What is being asked
Leave out the pictures and restate every entry word for word.

Dataset items
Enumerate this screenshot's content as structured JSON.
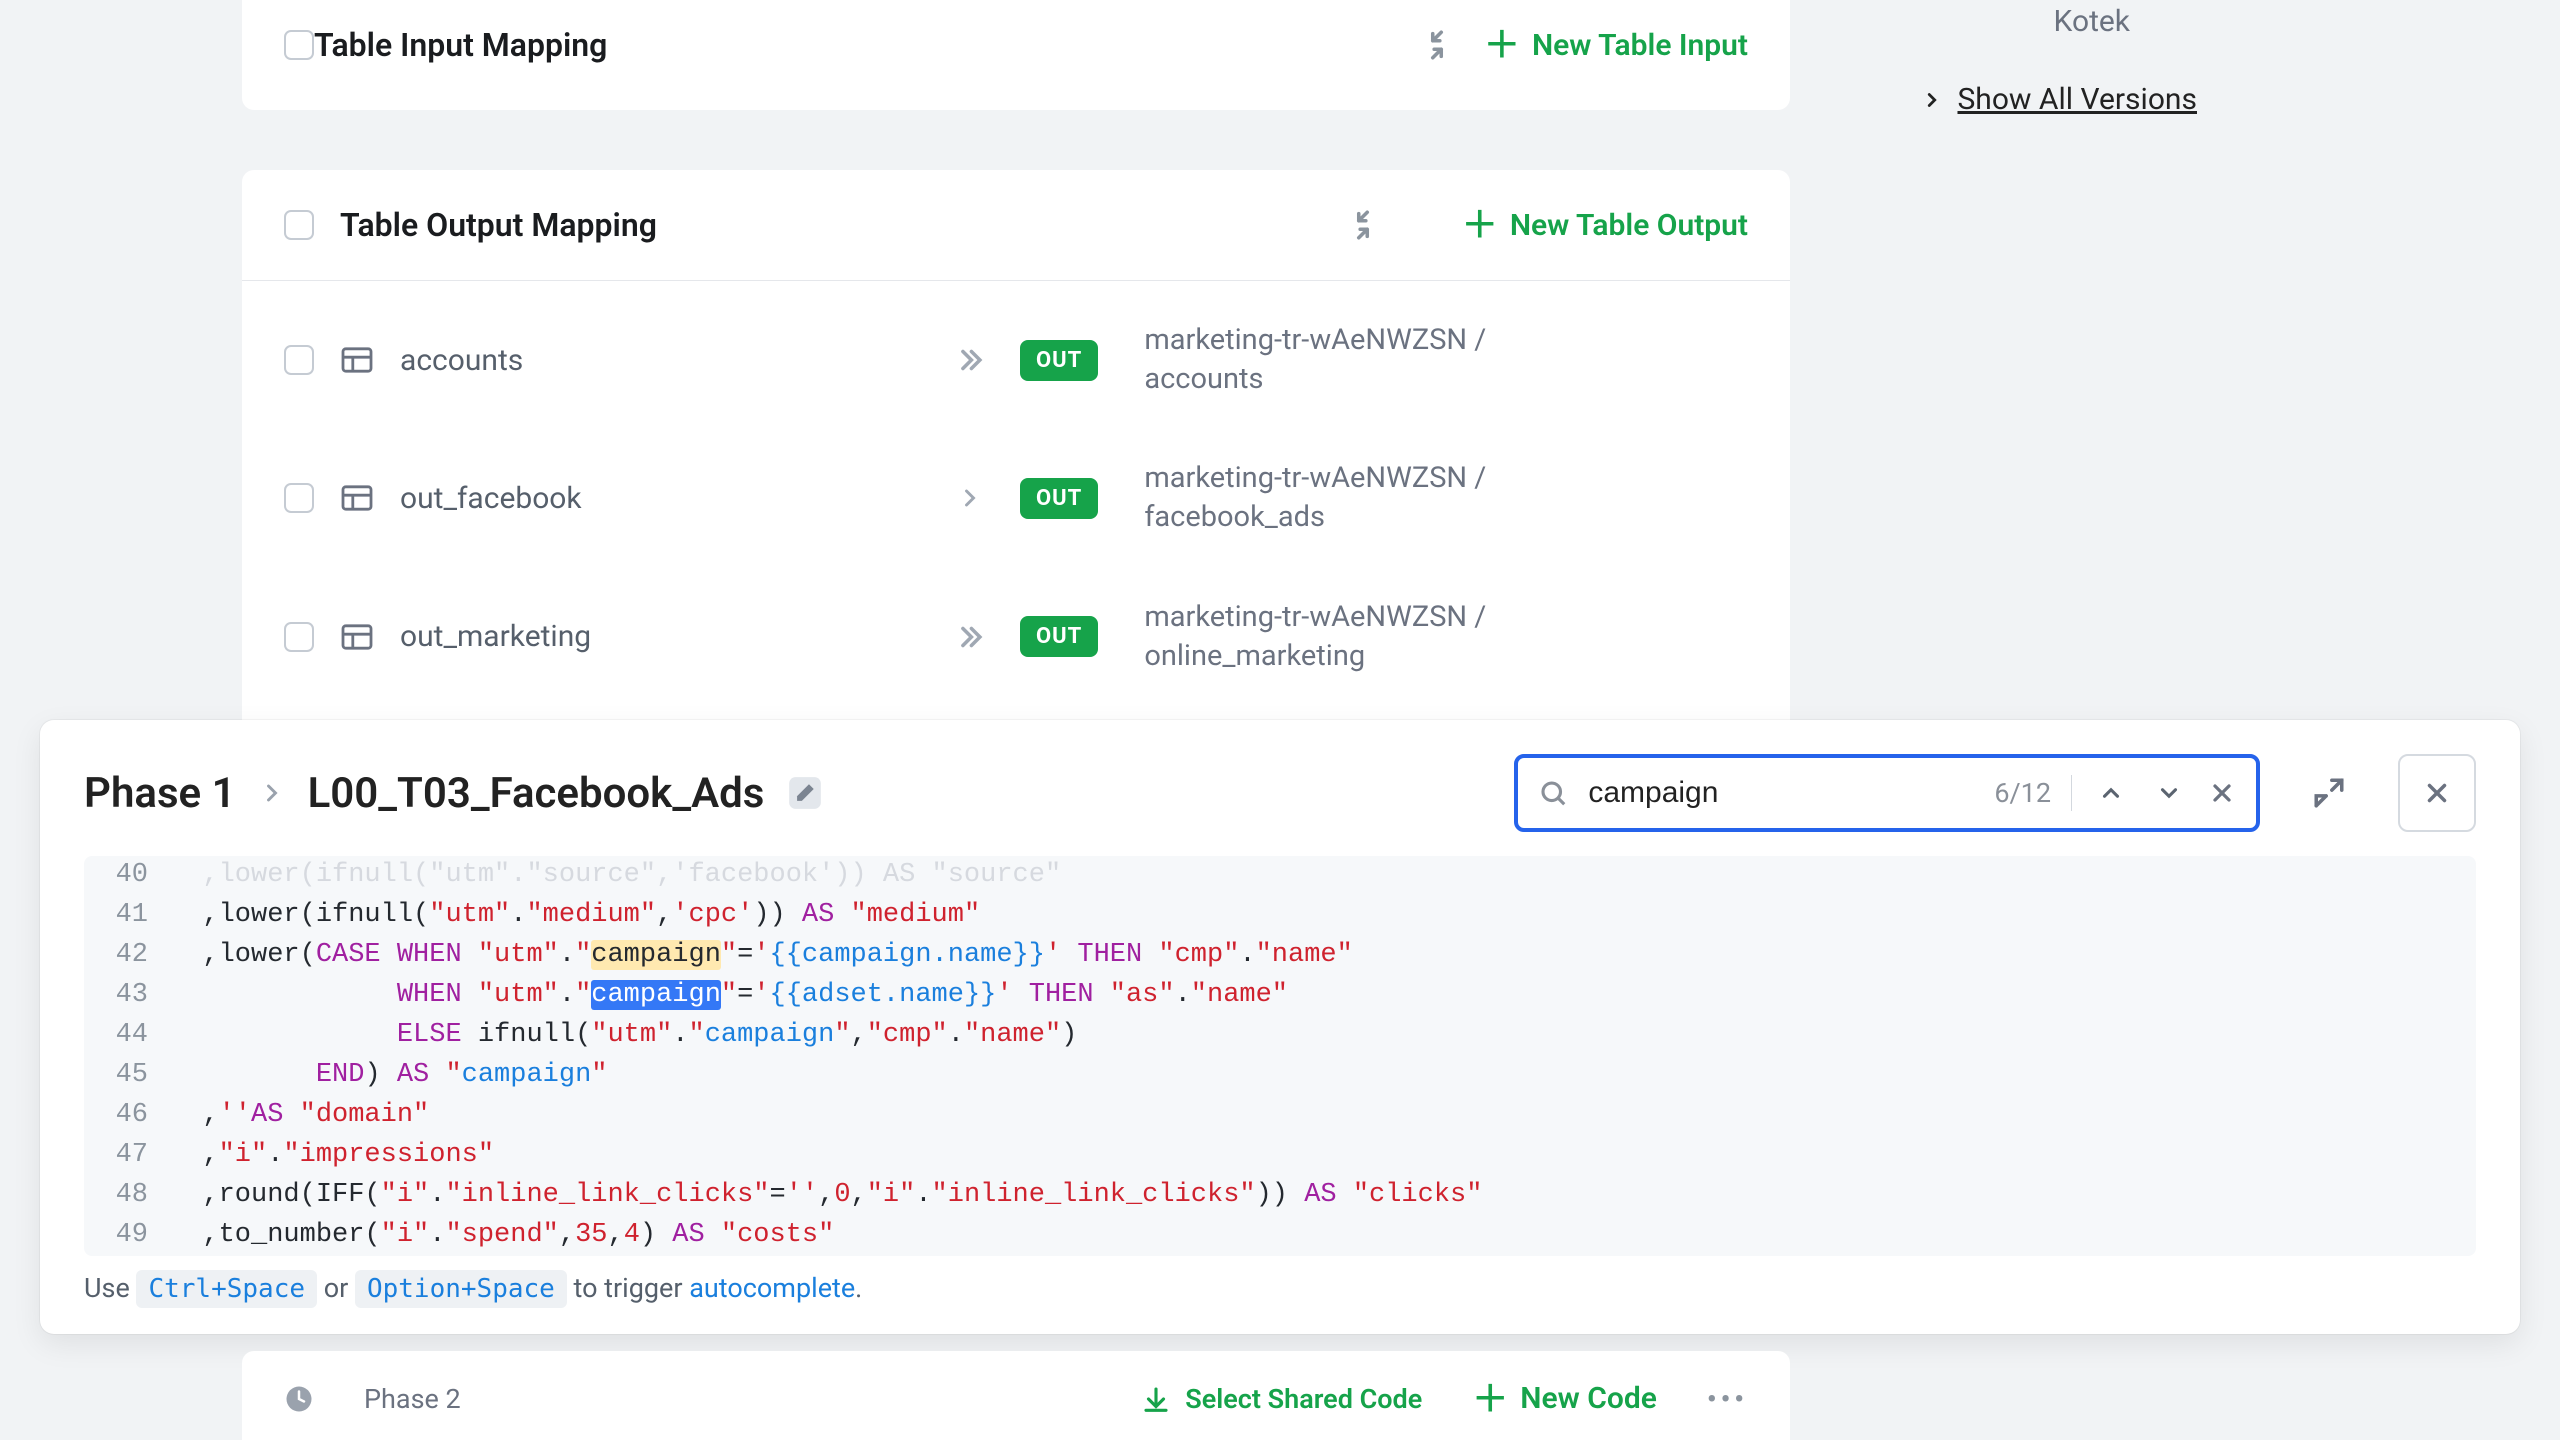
{
  "sidebar": {
    "user": "Kotek",
    "show_all": "Show All Versions"
  },
  "input_card": {
    "title": "Table Input Mapping",
    "new_btn": "New Table Input"
  },
  "output_card": {
    "title": "Table Output Mapping",
    "new_btn": "New Table Output",
    "badge": "OUT",
    "rows": [
      {
        "name": "accounts",
        "dest1": "marketing-tr-wAeNWZSN /",
        "dest2": "accounts",
        "chev": "dbl"
      },
      {
        "name": "out_facebook",
        "dest1": "marketing-tr-wAeNWZSN /",
        "dest2": "facebook_ads",
        "chev": "single"
      },
      {
        "name": "out_marketing",
        "dest1": "marketing-tr-wAeNWZSN /",
        "dest2": "online_marketing",
        "chev": "dbl"
      }
    ]
  },
  "editor": {
    "crumb1": "Phase 1",
    "crumb2": "L00_T03_Facebook_Ads",
    "search": {
      "value": "campaign",
      "count": "6/12"
    },
    "hint_pre": "Use ",
    "kbd1": "Ctrl+Space",
    "hint_or": " or ",
    "kbd2": "Option+Space",
    "hint_mid": " to trigger ",
    "hint_link": "autocomplete",
    "hint_end": "."
  },
  "code": {
    "lines": [
      40,
      41,
      42,
      43,
      44,
      45,
      46,
      47,
      48,
      49
    ]
  },
  "footer": {
    "phase2": "Phase 2",
    "select_shared": "Select Shared Code",
    "new_code": "New Code"
  }
}
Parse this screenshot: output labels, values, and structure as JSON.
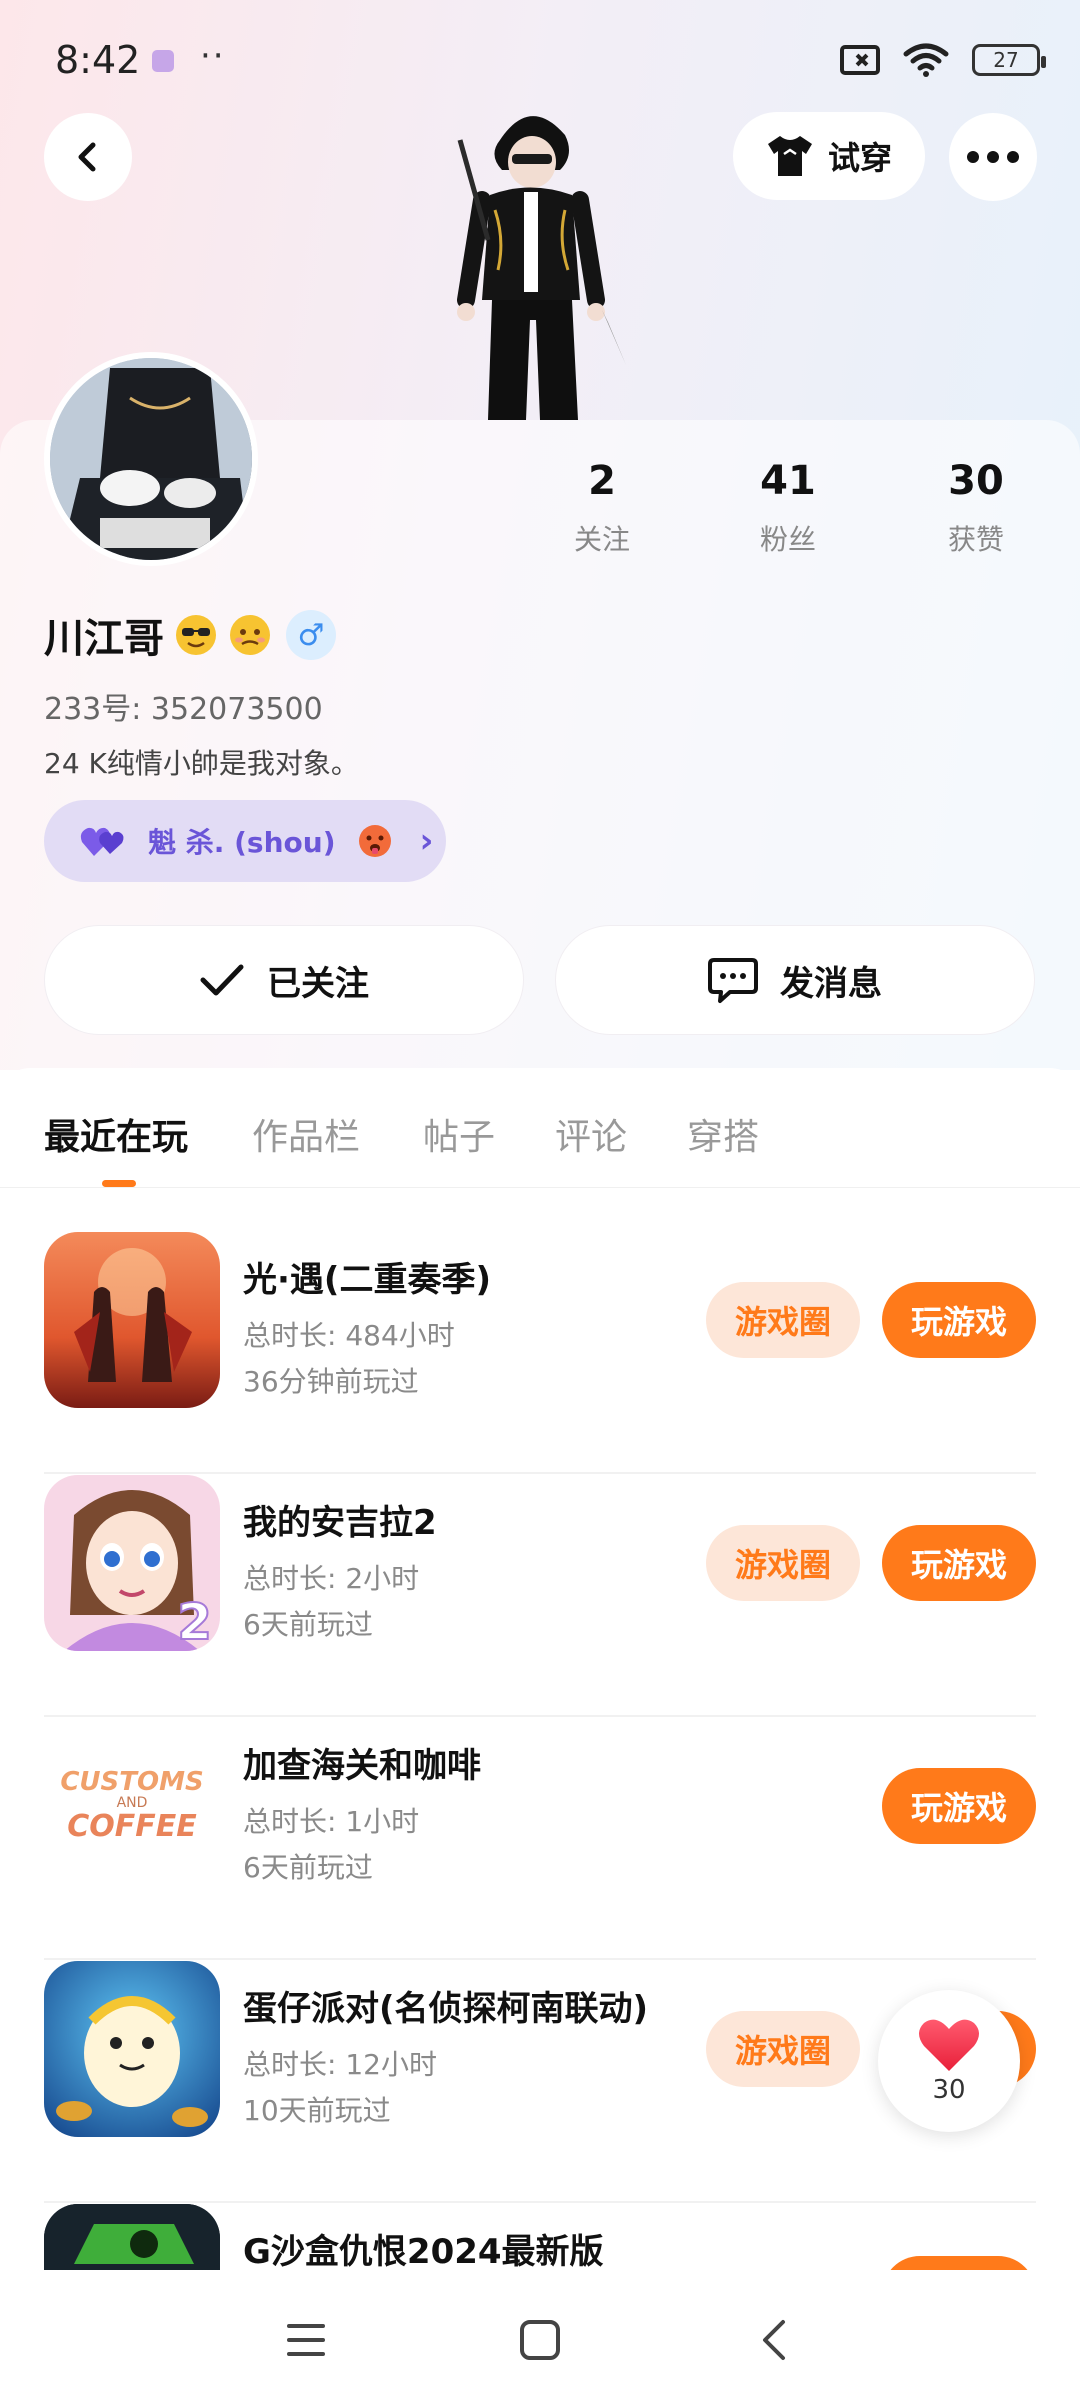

Output of the task
Enumerate this screenshot's content as structured JSON.
{
  "sidebar": {
    "user": "Kotek",
    "show_all": "Show All Versions"
  },
  "input_card": {
    "title": "Table Input Mapping",
    "new_btn": "New Table Input"
  },
  "output_card": {
    "title": "Table Output Mapping",
    "new_btn": "New Table Output",
    "badge": "OUT",
    "rows": [
      {
        "name": "accounts",
        "dest1": "marketing-tr-wAeNWZSN /",
        "dest2": "accounts",
        "chev": "dbl"
      },
      {
        "name": "out_facebook",
        "dest1": "marketing-tr-wAeNWZSN /",
        "dest2": "facebook_ads",
        "chev": "single"
      },
      {
        "name": "out_marketing",
        "dest1": "marketing-tr-wAeNWZSN /",
        "dest2": "online_marketing",
        "chev": "dbl"
      }
    ]
  },
  "editor": {
    "crumb1": "Phase 1",
    "crumb2": "L00_T03_Facebook_Ads",
    "search": {
      "value": "campaign",
      "count": "6/12"
    },
    "hint_pre": "Use ",
    "kbd1": "Ctrl+Space",
    "hint_or": " or ",
    "kbd2": "Option+Space",
    "hint_mid": " to trigger ",
    "hint_link": "autocomplete",
    "hint_end": "."
  },
  "code": {
    "lines": [
      40,
      41,
      42,
      43,
      44,
      45,
      46,
      47,
      48,
      49
    ]
  },
  "footer": {
    "phase2": "Phase 2",
    "select_shared": "Select Shared Code",
    "new_code": "New Code"
  }
}
Parse this screenshot: output labels, values, and structure as JSON.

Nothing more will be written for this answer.